There’s nothing worse than a complainer — except a complainer who expects someone else to solve a problem. So I have a challenge for conservatives who, with good reason, rail against the state of public education in North Carolina: If you truly believe individual responsibility is a fundamental tenet of conservatism, get off your couch and help the hundreds of thousands of children trapped in a stagnant education system that is failing them.
As the state’s abysmal 2012 test scores reveal, the next generation desperately needs you. Just 41 percent of North Carolina eighth-graders were proficient in reading. That means six of 10 young teens don’t read well enough to meet basic requirements for their grade. These kids have an even tougher time with math. Only 34 percent of eighth-graders met the proficiency standard in math, meaning 66 percent lag behind.
Dig deeper into Department of Public Instruction data and the bad news gets worse, particularly for minority boys and poor kids. As my John Locke Foundation colleague Terry Stoops has pointed out, a mere 12.5 percent of male African-American students in grades third through eight were proficient in reading and math. Black male students scored only one-tenth of a point higher than migrant children.
Hispanic male students are in a similar, albeit slightly better, position. Of the 49,359 who took the state tests in grades third through eighth, just 9,246 were proficient in reading and math — a mere 18.7 percent. That leaves 40,113 of these Hispanic boys looking at a bleak future.
The story is the same for poor kids. Of the 377,891 North Carolina public school kids who took the tests and are deemed “economically disadvantaged,” only 17.4 percent — 65,914 — met the proficiency bar for grades third through eighth in reading and math. A staggering 311,977 didn’t hit the minimum standard.
“Shocking and heartbreaking” is an understatement.
It doesn’t take a Ph.D. to realize the difficulty these kids face in high school, if they stay in. If they give up and drop out, their personal plight becomes our societal plight. You and I will have no choice but to deal with the ramifications of their inability to be gainfully employed and self-supporting.
While we continue the fight for more options for these kids and their parents, we also must address the existing crisis. Conservatives don’t shy from challenges or hard work. These 430,000-plus kids need conservatives to care about them as individuals, and to take action as individuals. The most obvious step is to volunteer at a public school as a mentor or in some other capacity that directly impacts learning. If the school has you helping teachers, run away. Remind them you are there to help students. And if they counter that you don’t have credentials to teach, show them the results of students taught by the so-called experts.
If you are rebuffed at a traditional school, try a charter school. These public schools are operated by out-of-the-box thinkers who are likely to be open-minded to people who come to their doors with a student-first attitude and an offer to dig in.

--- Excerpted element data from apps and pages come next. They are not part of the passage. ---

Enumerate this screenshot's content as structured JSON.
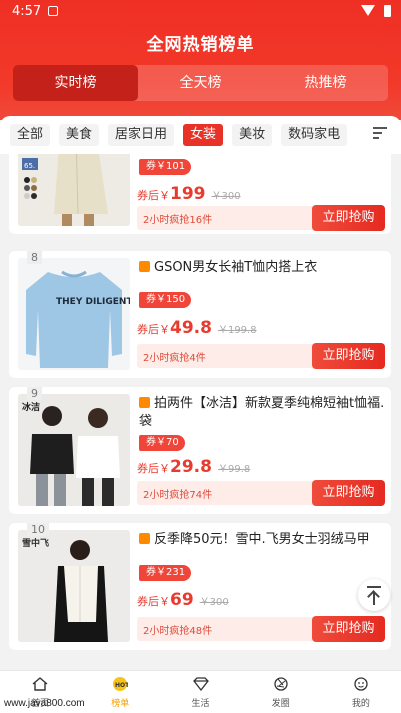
{
  "status_bar": {
    "time": "4:57"
  },
  "header": {
    "title": "全网热销榜单"
  },
  "segments": [
    {
      "label": "实时榜",
      "active": true
    },
    {
      "label": "全天榜",
      "active": false
    },
    {
      "label": "热推榜",
      "active": false
    }
  ],
  "categories": [
    {
      "label": "全部",
      "active": false
    },
    {
      "label": "美食",
      "active": false
    },
    {
      "label": "居家日用",
      "active": false
    },
    {
      "label": "女装",
      "active": true
    },
    {
      "label": "美妆",
      "active": false
    },
    {
      "label": "数码家电",
      "active": false
    }
  ],
  "products": [
    {
      "rank": "",
      "title": "",
      "coupon": "券￥101",
      "price_prefix": "券后",
      "price_symbol": "￥",
      "price": "199",
      "original": "￥300",
      "sold": "2小时疯抢16件",
      "buy": "立即抢购",
      "thumb_label": "65."
    },
    {
      "rank": "8",
      "title": "GSON男女长袖T恤内搭上衣",
      "coupon": "券￥150",
      "price_prefix": "券后",
      "price_symbol": "￥",
      "price": "49.8",
      "original": "￥199.8",
      "sold": "2小时疯抢4件",
      "buy": "立即抢购",
      "thumb_label": "THEY DILIGENT"
    },
    {
      "rank": "9",
      "title": "拍两件【冰洁】新款夏季纯棉短袖t恤福.袋",
      "coupon": "券￥70",
      "price_prefix": "券后",
      "price_symbol": "￥",
      "price": "29.8",
      "original": "￥99.8",
      "sold": "2小时疯抢74件",
      "buy": "立即抢购",
      "thumb_label": "冰洁"
    },
    {
      "rank": "10",
      "title": "反季降50元！雪中.飞男女士羽绒马甲",
      "coupon": "券￥231",
      "price_prefix": "券后",
      "price_symbol": "￥",
      "price": "69",
      "original": "￥300",
      "sold": "2小时疯抢48件",
      "buy": "立即抢购",
      "thumb_label": "雪中飞"
    }
  ],
  "tabs": [
    {
      "label": "首页",
      "icon": "home-icon",
      "active": false
    },
    {
      "label": "榜单",
      "icon": "hot-icon",
      "active": true
    },
    {
      "label": "生活",
      "icon": "diamond-icon",
      "active": false
    },
    {
      "label": "发圈",
      "icon": "aperture-icon",
      "active": false
    },
    {
      "label": "我的",
      "icon": "profile-icon",
      "active": false
    }
  ],
  "watermark": "www.java800.com",
  "colors": {
    "primary": "#e83228",
    "tab_active": "#f5a100"
  }
}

Outside the classroom, support legislators and legislation that give parents a choice in how their children will be educated. The movement has scored important victories over the past several years. House Speaker Pro Tem Paul “Skip” Stam, R-Wake, has been an unapologetic champion for a slate of choices, including public charter schools. Thousands of families are benefiting from opportunity scholarships for kids with special needs and kids from low-income families, thanks to Stam and a bipartisan legislative coalition of Democrats and Republicans.
Conservatives’ efforts to address today’s crisis must be coupled with an eye on the future. We must become teachers, curriculum specialists, principals, and superintendents if we expect to change the education trajectory. That means being proud of our kids and grandkids who choose teaching, just as we are proud of them when they choose business and entrepreneurship.
It is our time to step up. The liberal education establishment has made its mark on North Carolina, and the results speak volumes.
Donna Martinez is co-host of Carolina Journal Radio.